Endpoint security combines preventative protection with a new breed of continuous detection and response capabilities. Using cloud-based analytics, it eliminates bloated agents from consuming valuable CPU resources so employees can get their work done and businesses remain protected.

Endpoint protection systems are designed to quickly detect, analyze, block, and contain attacks in progress. To do this, they need to collaborate with each other, and with other security technologies, to give administrators visibility into advanced threats to speed detection and remediation response times.

How Does an Endpoint Security Solution Work?

An endpoint security solution includes continuous monitoring, rapid time to detection, and architectural integrations. With threats continually increasing in sophistication and frequency, it is more important than ever to deploy an effective endpoint solution.

Endpoint security solutions take a cloud-based approach to endpoint security to instantly access the latest threat intelligence without requiring manual updates from security admins. This allows for faster and more automated responses. They continuously monitor all files and applications that enter your network and can scale and integrate into your existing environment.

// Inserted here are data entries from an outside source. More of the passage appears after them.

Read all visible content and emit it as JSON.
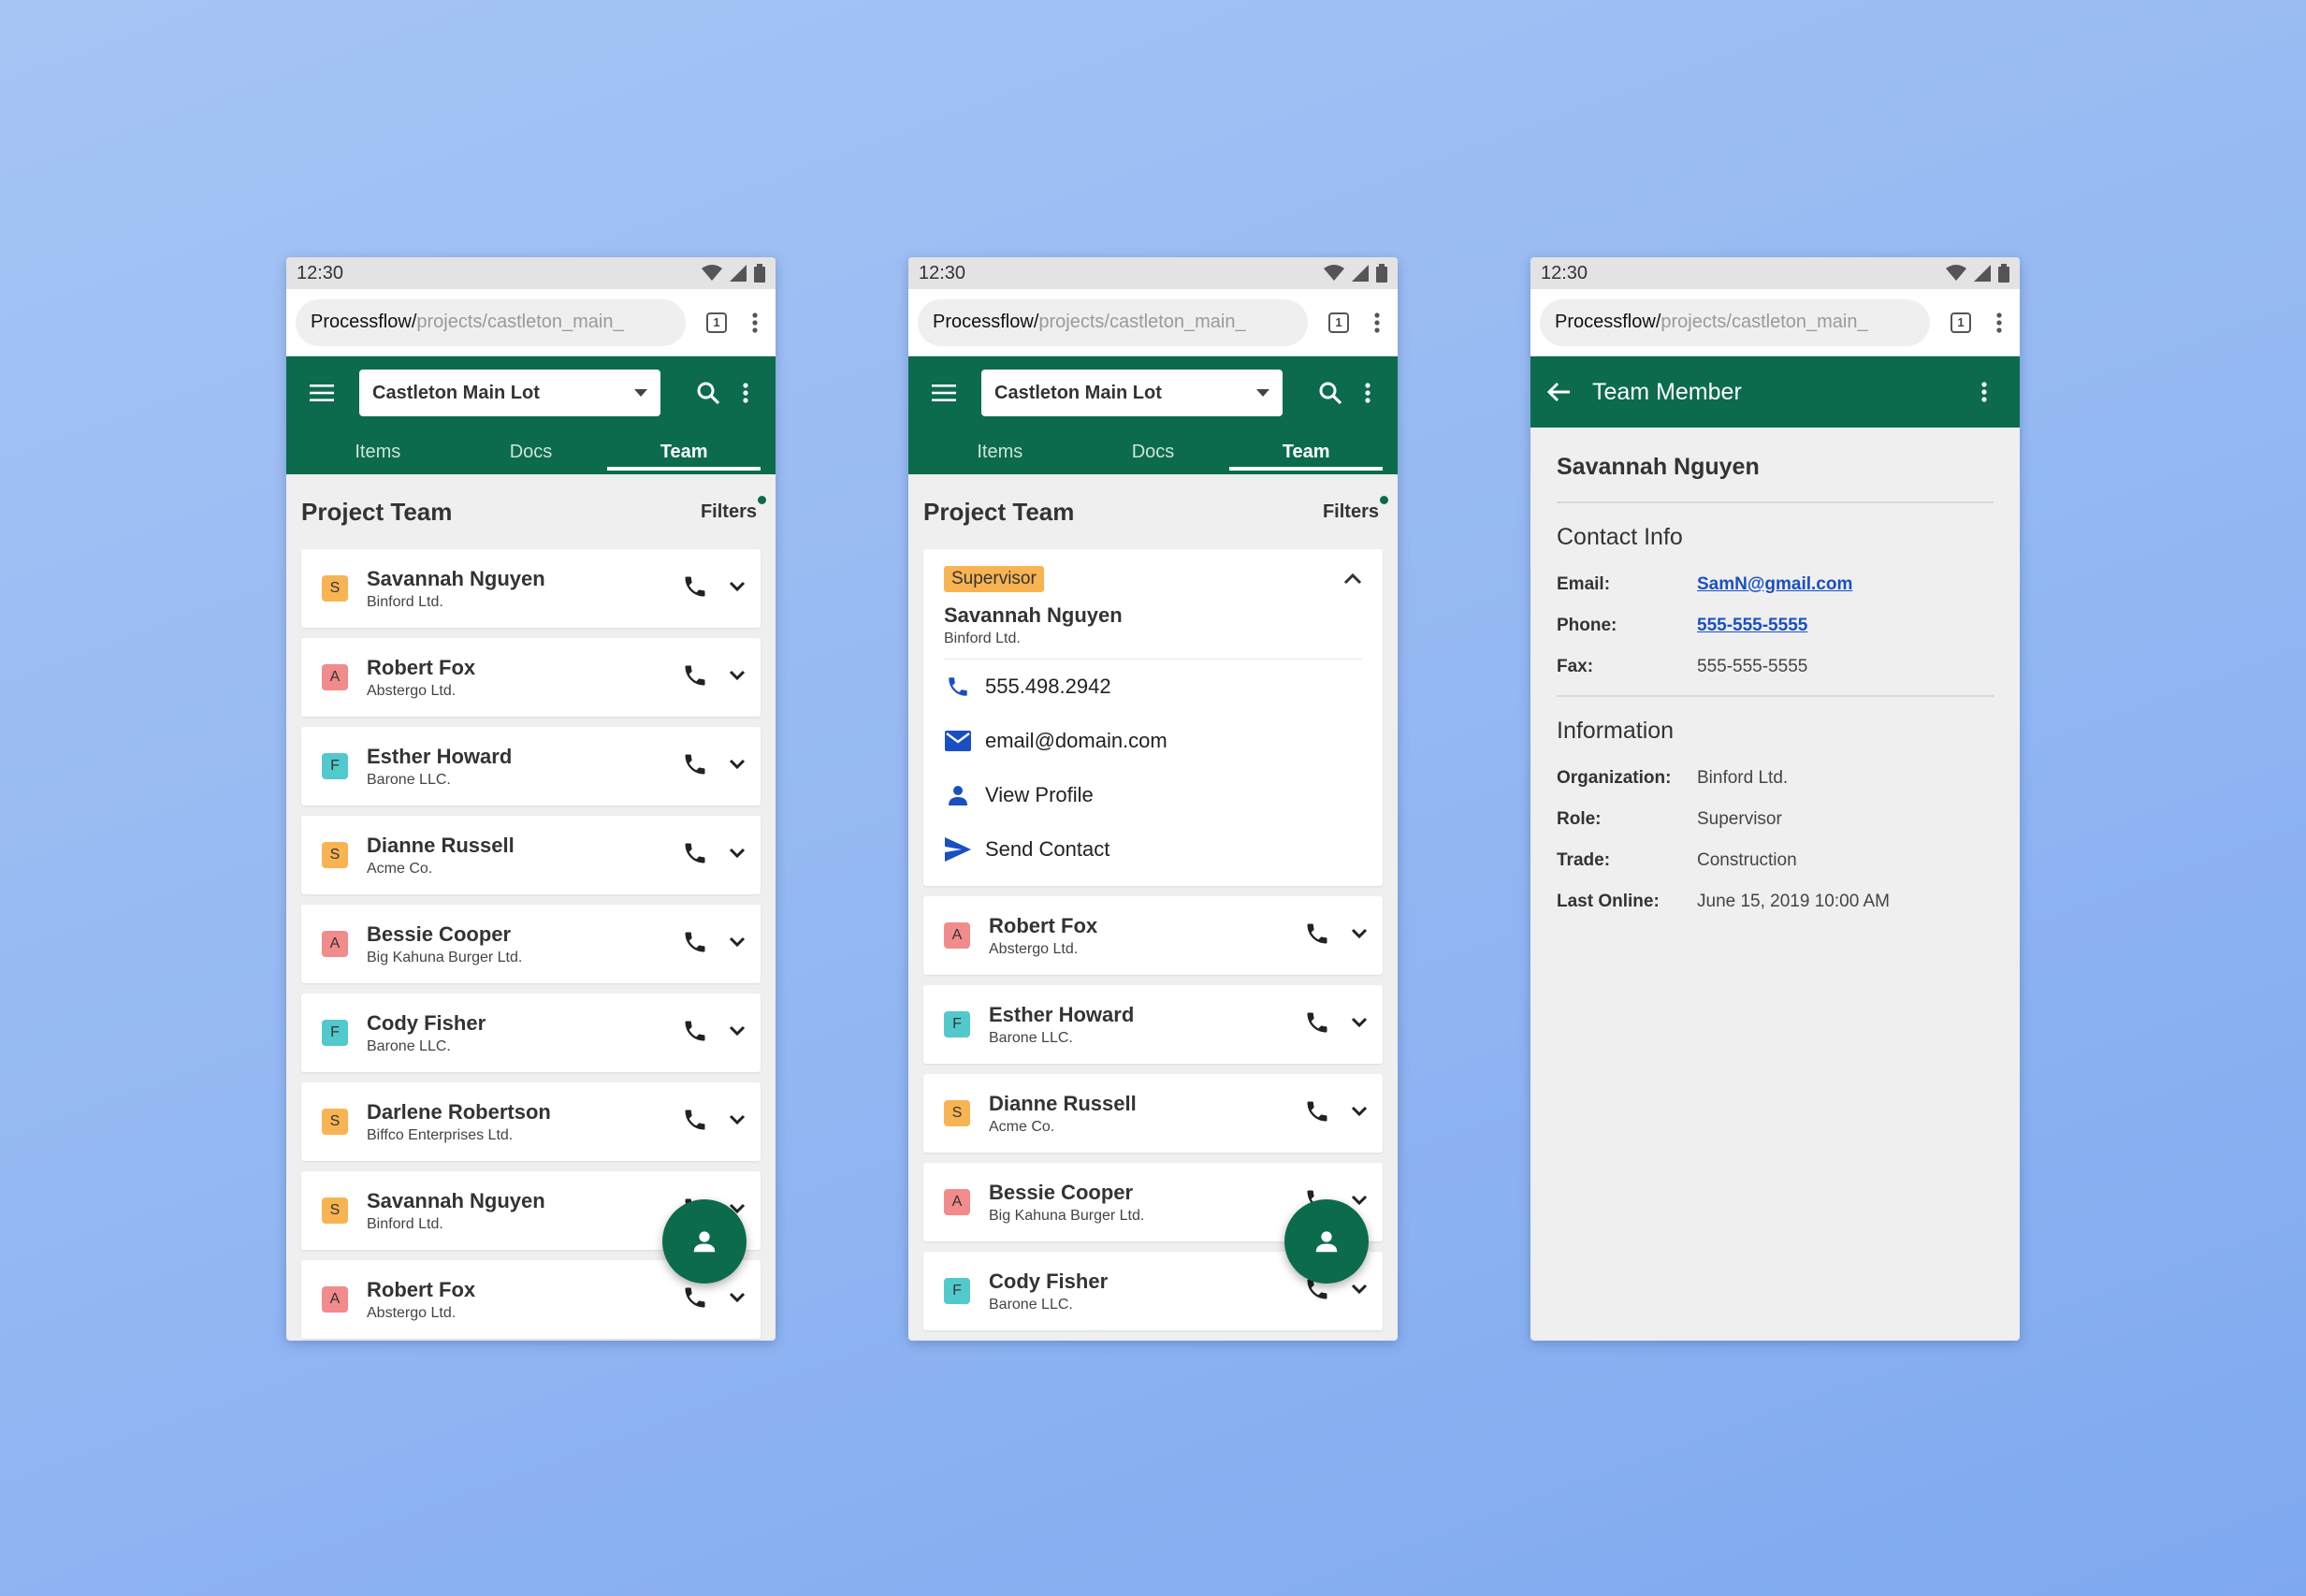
{
  "status": {
    "time": "12:30"
  },
  "browser": {
    "host": "Processflow/",
    "path": "projects/castleton_main_",
    "tab_count": "1"
  },
  "project_select": "Castleton Main Lot",
  "tabs": [
    "Items",
    "Docs",
    "Team"
  ],
  "active_tab": "Team",
  "section_title": "Project Team",
  "filters_label": "Filters",
  "colors": {
    "brand": "#0c6b4d",
    "badge_S": "#f8b452",
    "badge_A": "#f28b8b",
    "badge_F": "#52c9cd",
    "link": "#1a4fc4"
  },
  "team_list": [
    {
      "initial": "S",
      "name": "Savannah Nguyen",
      "org": "Binford Ltd."
    },
    {
      "initial": "A",
      "name": "Robert Fox",
      "org": "Abstergo Ltd."
    },
    {
      "initial": "F",
      "name": "Esther Howard",
      "org": "Barone LLC."
    },
    {
      "initial": "S",
      "name": "Dianne Russell",
      "org": "Acme Co."
    },
    {
      "initial": "A",
      "name": "Bessie Cooper",
      "org": "Big Kahuna Burger Ltd."
    },
    {
      "initial": "F",
      "name": "Cody Fisher",
      "org": "Barone LLC."
    },
    {
      "initial": "S",
      "name": "Darlene Robertson",
      "org": "Biffco Enterprises Ltd."
    },
    {
      "initial": "S",
      "name": "Savannah Nguyen",
      "org": "Binford Ltd."
    },
    {
      "initial": "A",
      "name": "Robert Fox",
      "org": "Abstergo Ltd."
    }
  ],
  "expanded": {
    "role": "Supervisor",
    "name": "Savannah Nguyen",
    "org": "Binford Ltd.",
    "actions": [
      {
        "icon": "phone-icon",
        "label": "555.498.2942"
      },
      {
        "icon": "mail-icon",
        "label": "email@domain.com"
      },
      {
        "icon": "person-icon",
        "label": "View Profile"
      },
      {
        "icon": "send-icon",
        "label": "Send Contact"
      }
    ]
  },
  "team_list_after": [
    {
      "initial": "A",
      "name": "Robert Fox",
      "org": "Abstergo Ltd."
    },
    {
      "initial": "F",
      "name": "Esther Howard",
      "org": "Barone LLC."
    },
    {
      "initial": "S",
      "name": "Dianne Russell",
      "org": "Acme Co."
    },
    {
      "initial": "A",
      "name": "Bessie Cooper",
      "org": "Big Kahuna Burger Ltd."
    },
    {
      "initial": "F",
      "name": "Cody Fisher",
      "org": "Barone LLC."
    }
  ],
  "member_detail": {
    "title": "Team Member",
    "name": "Savannah Nguyen",
    "contact_heading": "Contact Info",
    "contact": [
      {
        "label": "Email:",
        "value": "SamN@gmail.com",
        "link": true
      },
      {
        "label": "Phone:",
        "value": "555-555-5555",
        "link": true
      },
      {
        "label": "Fax:",
        "value": "555-555-5555",
        "link": false
      }
    ],
    "info_heading": "Information",
    "info": [
      {
        "label": "Organization:",
        "value": "Binford Ltd."
      },
      {
        "label": "Role:",
        "value": "Supervisor"
      },
      {
        "label": "Trade:",
        "value": "Construction"
      },
      {
        "label": "Last Online:",
        "value": "June 15, 2019 10:00 AM"
      }
    ]
  }
}
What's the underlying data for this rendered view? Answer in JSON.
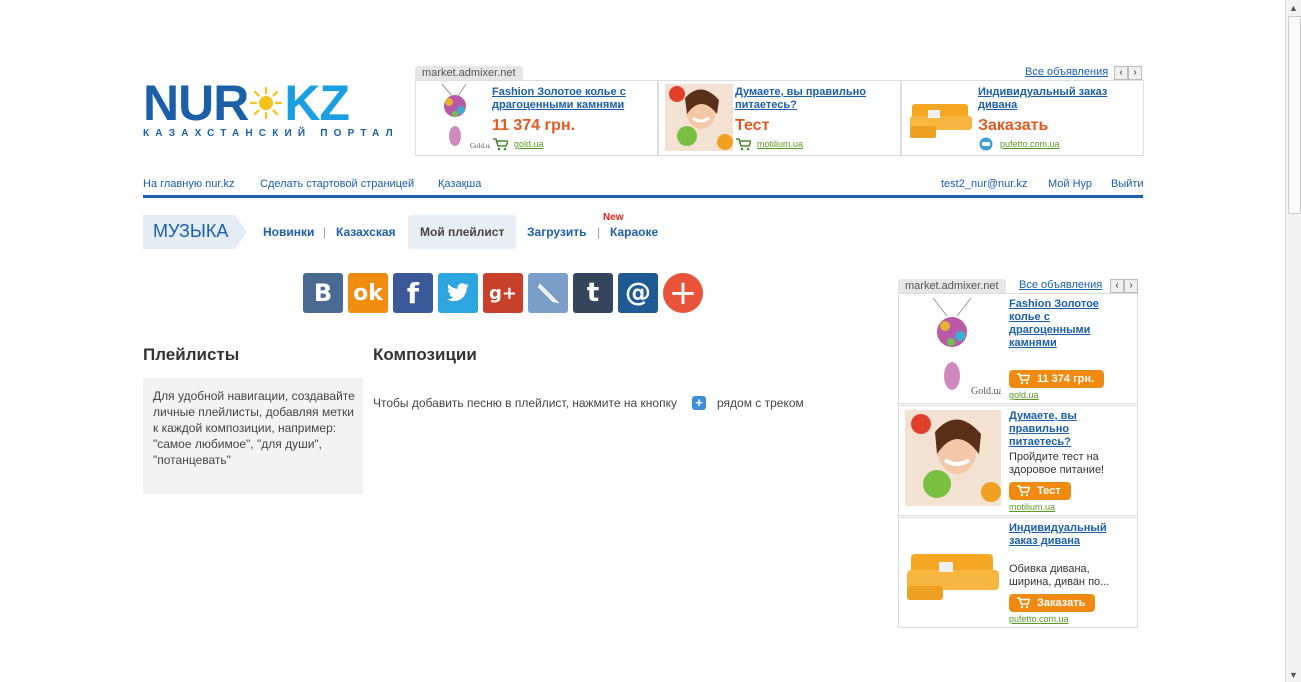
{
  "logo": {
    "part1": "NUR",
    "part2": "KZ",
    "tagline": "КАЗАХСТАНСКИЙ ПОРТАЛ"
  },
  "top_ad": {
    "source": "market.admixer.net",
    "all_link": "Все объявления",
    "items": [
      {
        "title": "Fashion Золотое колье с драгоценными камнями",
        "price": "11 374 грн.",
        "domain": "gold.ua"
      },
      {
        "title": "Думаете, вы правильно питаетесь?",
        "price": "Тест",
        "domain": "motilium.ua"
      },
      {
        "title": "Индивидуальный заказ дивана",
        "price": "Заказать",
        "domain": "pufetto.com.ua"
      }
    ]
  },
  "topnav": {
    "home": "На главную nur.kz",
    "start_page": "Сделать стартовой страницей",
    "kazakh": "Қазақша",
    "email": "test2_nur@nur.kz",
    "my_nur": "Мой Нур",
    "logout": "Выйти"
  },
  "section": {
    "title": "МУЗЫКА",
    "tabs": [
      "Новинки",
      "Казахская",
      "Мой плейлист",
      "Загрузить",
      "Караоке"
    ],
    "new_badge": "New"
  },
  "share_buttons": [
    "vk",
    "odnoklassniki",
    "facebook",
    "twitter",
    "google-plus",
    "livejournal",
    "tumblr",
    "mail",
    "more"
  ],
  "playlists": {
    "title": "Плейлисты",
    "info": "Для удобной навигации, создавайте личные плейлисты, добавляя метки к каждой композиции, например: \"самое любимое\", \"для души\", \"потанцевать\""
  },
  "compositions": {
    "title": "Композиции",
    "hint_before": "Чтобы добавить песню в плейлист, нажмите на кнопку",
    "hint_after": "рядом с треком"
  },
  "side_ad": {
    "source": "market.admixer.net",
    "all_link": "Все объявления",
    "items": [
      {
        "title": "Fashion Золотое колье с драгоценными камнями",
        "desc": "",
        "button": "11 374 грн.",
        "domain": "gold.ua"
      },
      {
        "title": "Думаете, вы правильно питаетесь?",
        "desc": "Пройдите тест на здоровое питание!",
        "button": "Тест",
        "domain": "motilium.ua"
      },
      {
        "title": "Индивидуальный заказ дивана",
        "desc": "Обивка дивана, ширина, диван по...",
        "button": "Заказать",
        "domain": "pufetto.com.ua"
      }
    ]
  },
  "colors": {
    "brand_blue": "#1a5fa8",
    "price_orange": "#e05a20",
    "button_orange": "#f08a10"
  }
}
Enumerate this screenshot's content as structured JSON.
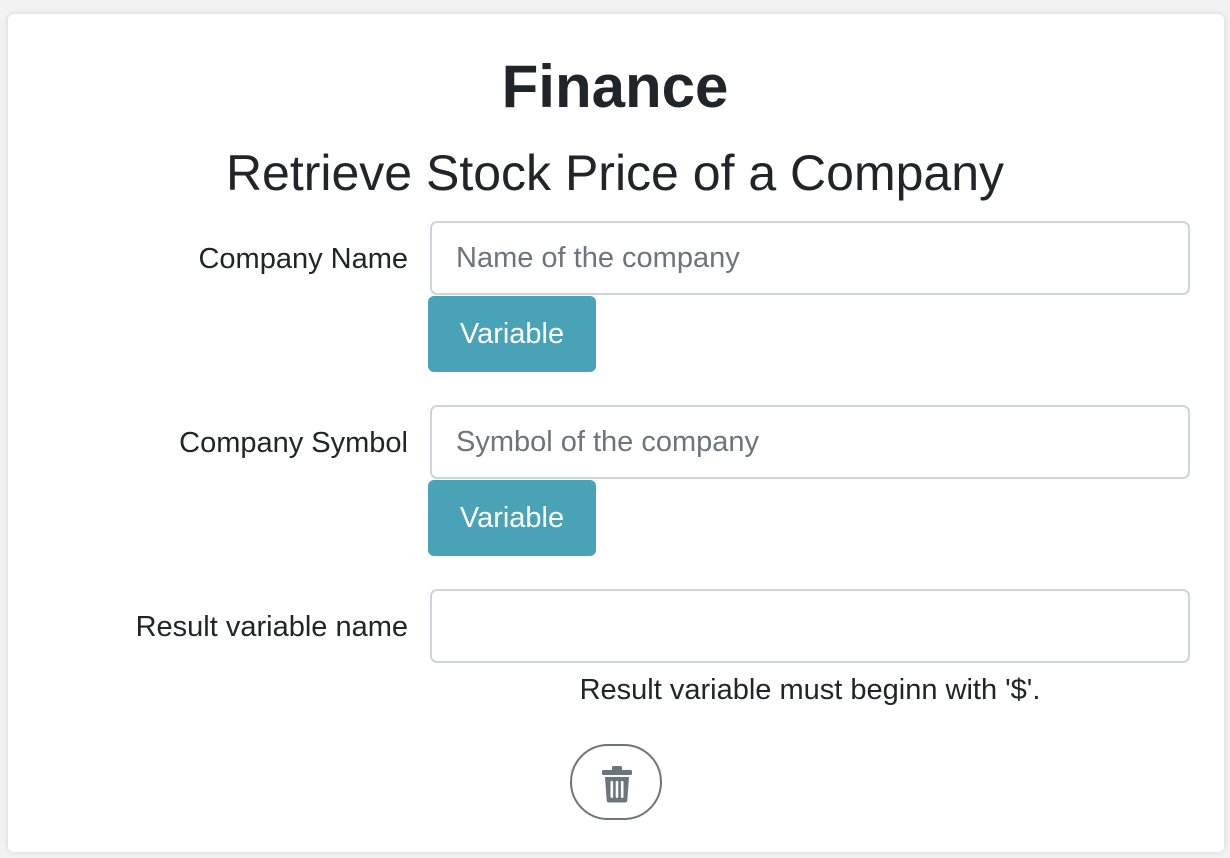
{
  "header": {
    "title": "Finance",
    "subtitle": "Retrieve Stock Price of a Company"
  },
  "form": {
    "company_name": {
      "label": "Company Name",
      "value": "",
      "placeholder": "Name of the company",
      "variable_button": "Variable"
    },
    "company_symbol": {
      "label": "Company Symbol",
      "value": "",
      "placeholder": "Symbol of the company",
      "variable_button": "Variable"
    },
    "result_variable": {
      "label": "Result variable name",
      "value": "",
      "placeholder": "",
      "hint": "Result variable must beginn with '$'."
    }
  },
  "actions": {
    "delete_icon": "trash-icon"
  },
  "colors": {
    "variable_button_bg": "#4aa2b7",
    "text": "#212529",
    "input_border": "#ced4da",
    "delete_icon": "#6c757d"
  }
}
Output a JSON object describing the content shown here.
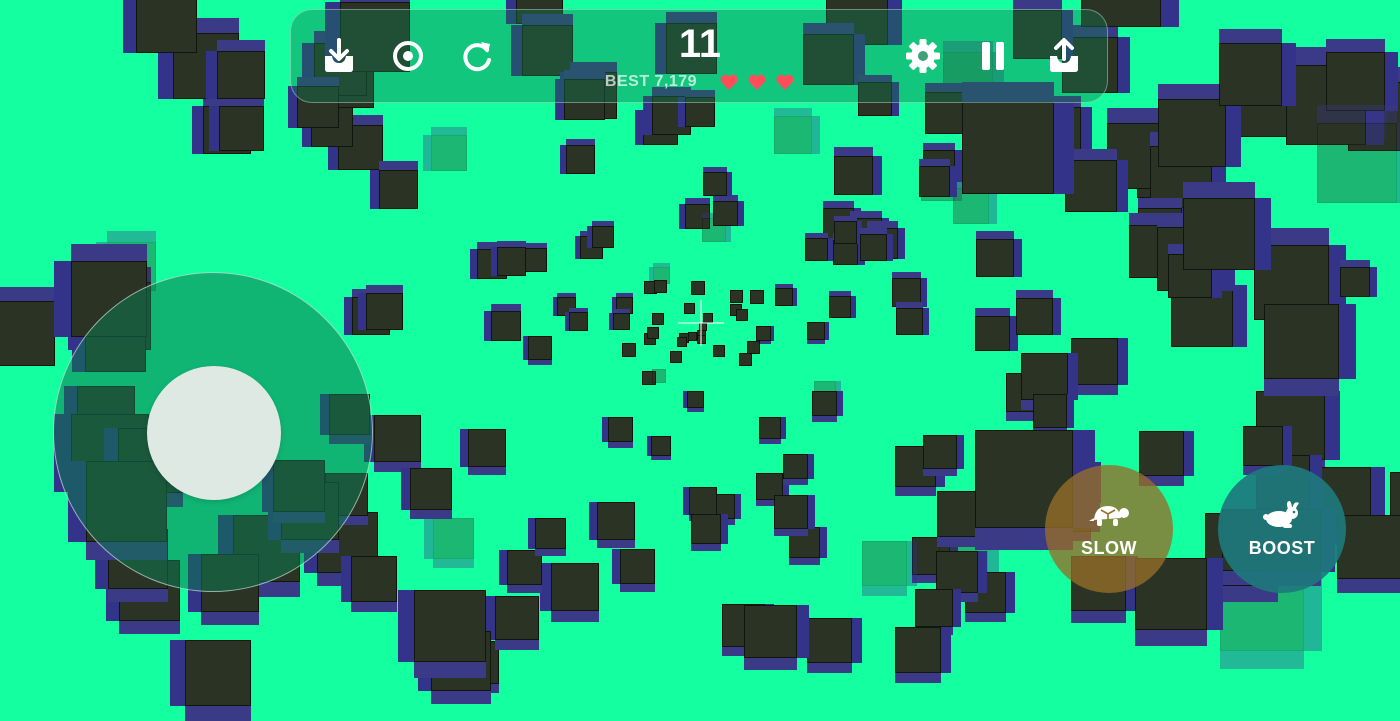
{
  "hud": {
    "score": "11",
    "best": "BEST 7,179",
    "lives": 3
  },
  "buttons": {
    "slow_label": "SLOW",
    "boost_label": "BOOST"
  },
  "icons": {
    "download": "download-tray-icon",
    "target": "target-icon",
    "restart": "restart-arrow-icon",
    "settings": "gear-icon",
    "pause": "pause-icon",
    "share": "upload-tray-icon",
    "heart": "heart-icon",
    "slow": "turtle-icon",
    "boost": "rabbit-icon"
  },
  "colors": {
    "background": "#14ff9f",
    "heart": "#ff4d5a",
    "slow_button": "#96702a",
    "boost_button": "#1e787d"
  }
}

Cloud solutions offer scalability and flexibility and are much easier to integrate and manage. There is also less overhead since there is no infrastructure to maintain and the installation process is faster and simpler.

 

Types of Endpoint Security

Attackers stay up to date on security trends to create stealthier attacks, rendering legacy antivirus obsolete. Endpoint security combines the preventive protection of an EPP solution as well as the detection and investigative features of an EDR.

Endpoint protection platform (EPP)

 

An EPP solution is a preventative tool that performs point-in-time protection by inspecting and scanning files once they enter a network. The most common endpoint protection is a traditional antivirus (AV) solution. An AV solution encompasses antimalware capabilities, which are mainly designed to protect against signature-based attacks. When a file enters your network, the AV solution will scan the file to see if the signature matches any malicious threats in a threat intelligence database.

 

Endpoint detection and remediation (EDR)

An EDR solution goes beyond simple point-in-time detection mechanisms. Instead, it continuously monitors all files and applications that enter a device. This means EDR solutions can provide more granular visibility and analysis for threat investigation. EDR solutions can also detect threats beyond just signature-based attacks. Fileless malware, ransomware, polymorphic attacks, and more can be detected using EDR solutions.

 

Extended detection and response (XDR)

Where EDR improved on malware detection over antivirus capabilities, XDR extends the range of EDR to encompass more deployed security solutions. XDR has a broader capability than EDR. It utilizes the latest and current technologies to provide higher visibility and collect and correlate threat information, while employing analytics and automation to help detect today's and future attacks.

 

IoT Network (Internet of Things)

Does your wireless network support IoT Initiatives and their associated technical requirements?

IoT requires a secure and scalable network. As more devices and sensors come online, you'll want to ensure that you have plenty of capacity, end-to-end security, and traffic segmentation.